Collected data entries:
=== Section Start ===

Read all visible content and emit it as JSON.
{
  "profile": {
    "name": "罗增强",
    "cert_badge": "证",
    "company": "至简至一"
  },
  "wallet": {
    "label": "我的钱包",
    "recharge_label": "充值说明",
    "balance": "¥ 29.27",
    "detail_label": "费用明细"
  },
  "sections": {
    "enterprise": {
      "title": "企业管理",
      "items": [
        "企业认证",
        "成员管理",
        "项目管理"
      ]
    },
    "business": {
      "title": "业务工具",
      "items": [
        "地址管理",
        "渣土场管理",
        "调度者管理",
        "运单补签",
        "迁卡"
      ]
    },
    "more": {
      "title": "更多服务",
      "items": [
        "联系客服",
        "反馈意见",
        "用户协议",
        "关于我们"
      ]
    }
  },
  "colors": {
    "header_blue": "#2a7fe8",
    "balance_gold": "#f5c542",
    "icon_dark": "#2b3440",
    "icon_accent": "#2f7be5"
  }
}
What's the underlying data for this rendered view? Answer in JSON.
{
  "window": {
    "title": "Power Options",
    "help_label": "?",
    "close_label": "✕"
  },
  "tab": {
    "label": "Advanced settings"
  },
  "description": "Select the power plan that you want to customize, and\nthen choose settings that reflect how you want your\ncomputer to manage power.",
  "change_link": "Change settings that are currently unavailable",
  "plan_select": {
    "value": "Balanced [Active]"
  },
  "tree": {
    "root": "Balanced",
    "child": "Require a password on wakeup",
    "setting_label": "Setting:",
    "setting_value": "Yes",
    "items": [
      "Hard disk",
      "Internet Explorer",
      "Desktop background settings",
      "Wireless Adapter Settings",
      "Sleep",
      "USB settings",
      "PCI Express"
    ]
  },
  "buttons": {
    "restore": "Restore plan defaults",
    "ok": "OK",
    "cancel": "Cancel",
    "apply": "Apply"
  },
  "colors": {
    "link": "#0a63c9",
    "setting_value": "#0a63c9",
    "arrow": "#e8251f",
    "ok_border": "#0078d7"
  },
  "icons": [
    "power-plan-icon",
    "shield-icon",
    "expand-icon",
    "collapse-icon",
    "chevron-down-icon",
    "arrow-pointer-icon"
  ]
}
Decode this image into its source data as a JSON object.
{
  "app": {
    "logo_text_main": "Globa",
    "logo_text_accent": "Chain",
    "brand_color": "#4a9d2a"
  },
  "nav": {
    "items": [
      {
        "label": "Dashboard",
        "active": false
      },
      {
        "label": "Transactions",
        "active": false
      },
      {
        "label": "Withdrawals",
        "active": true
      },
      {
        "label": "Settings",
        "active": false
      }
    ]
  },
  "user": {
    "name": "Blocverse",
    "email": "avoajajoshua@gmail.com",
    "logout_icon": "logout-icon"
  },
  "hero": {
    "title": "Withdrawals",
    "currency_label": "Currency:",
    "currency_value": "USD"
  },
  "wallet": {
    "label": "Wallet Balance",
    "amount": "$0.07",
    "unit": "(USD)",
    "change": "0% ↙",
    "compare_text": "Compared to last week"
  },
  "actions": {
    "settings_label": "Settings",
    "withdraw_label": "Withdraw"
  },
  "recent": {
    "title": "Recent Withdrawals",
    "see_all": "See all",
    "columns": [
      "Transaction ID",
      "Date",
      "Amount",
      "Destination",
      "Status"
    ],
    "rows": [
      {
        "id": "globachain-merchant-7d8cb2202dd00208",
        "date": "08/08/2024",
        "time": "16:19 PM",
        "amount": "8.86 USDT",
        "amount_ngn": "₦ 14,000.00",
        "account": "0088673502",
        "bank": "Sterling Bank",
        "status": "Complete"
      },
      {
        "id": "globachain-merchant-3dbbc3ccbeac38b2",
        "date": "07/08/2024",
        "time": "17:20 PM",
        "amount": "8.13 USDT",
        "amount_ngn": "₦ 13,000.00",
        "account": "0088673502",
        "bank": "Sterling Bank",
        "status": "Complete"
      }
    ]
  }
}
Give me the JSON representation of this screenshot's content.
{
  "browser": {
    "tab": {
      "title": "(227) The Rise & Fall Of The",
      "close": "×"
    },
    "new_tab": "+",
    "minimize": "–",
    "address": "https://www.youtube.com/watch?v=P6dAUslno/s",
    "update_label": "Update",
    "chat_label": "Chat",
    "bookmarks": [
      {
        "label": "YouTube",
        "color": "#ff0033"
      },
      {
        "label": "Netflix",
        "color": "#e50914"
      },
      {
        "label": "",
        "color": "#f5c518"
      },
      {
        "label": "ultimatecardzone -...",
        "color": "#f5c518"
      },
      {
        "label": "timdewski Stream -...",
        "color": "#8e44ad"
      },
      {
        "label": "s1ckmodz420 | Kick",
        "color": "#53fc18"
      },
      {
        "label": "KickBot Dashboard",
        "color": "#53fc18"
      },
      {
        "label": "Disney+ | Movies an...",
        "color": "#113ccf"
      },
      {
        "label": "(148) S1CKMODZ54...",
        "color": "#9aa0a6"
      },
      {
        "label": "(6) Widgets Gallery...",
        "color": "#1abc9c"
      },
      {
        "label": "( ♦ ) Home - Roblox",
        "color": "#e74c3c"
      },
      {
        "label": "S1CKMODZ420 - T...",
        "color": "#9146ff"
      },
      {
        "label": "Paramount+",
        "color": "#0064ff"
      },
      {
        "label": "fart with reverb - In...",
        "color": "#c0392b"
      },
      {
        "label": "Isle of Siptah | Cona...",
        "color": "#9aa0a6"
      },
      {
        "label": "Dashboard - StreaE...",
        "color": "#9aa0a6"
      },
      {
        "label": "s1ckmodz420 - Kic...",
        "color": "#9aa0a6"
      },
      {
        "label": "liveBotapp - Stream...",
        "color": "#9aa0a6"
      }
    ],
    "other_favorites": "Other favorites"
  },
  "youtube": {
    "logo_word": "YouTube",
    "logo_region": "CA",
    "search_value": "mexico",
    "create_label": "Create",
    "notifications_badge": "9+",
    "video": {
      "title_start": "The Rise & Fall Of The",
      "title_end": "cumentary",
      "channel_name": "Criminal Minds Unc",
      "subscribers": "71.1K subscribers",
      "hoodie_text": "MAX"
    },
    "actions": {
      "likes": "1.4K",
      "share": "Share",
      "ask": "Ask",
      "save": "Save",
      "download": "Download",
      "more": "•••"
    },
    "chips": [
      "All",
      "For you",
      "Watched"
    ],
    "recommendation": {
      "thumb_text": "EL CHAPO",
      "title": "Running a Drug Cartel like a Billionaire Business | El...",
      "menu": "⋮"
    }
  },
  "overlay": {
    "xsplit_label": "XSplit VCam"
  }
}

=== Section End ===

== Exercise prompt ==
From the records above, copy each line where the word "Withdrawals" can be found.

== Answer space ==
        "label": "Withdrawals",
    "title": "Withdrawals",
    "title": "Recent Withdrawals",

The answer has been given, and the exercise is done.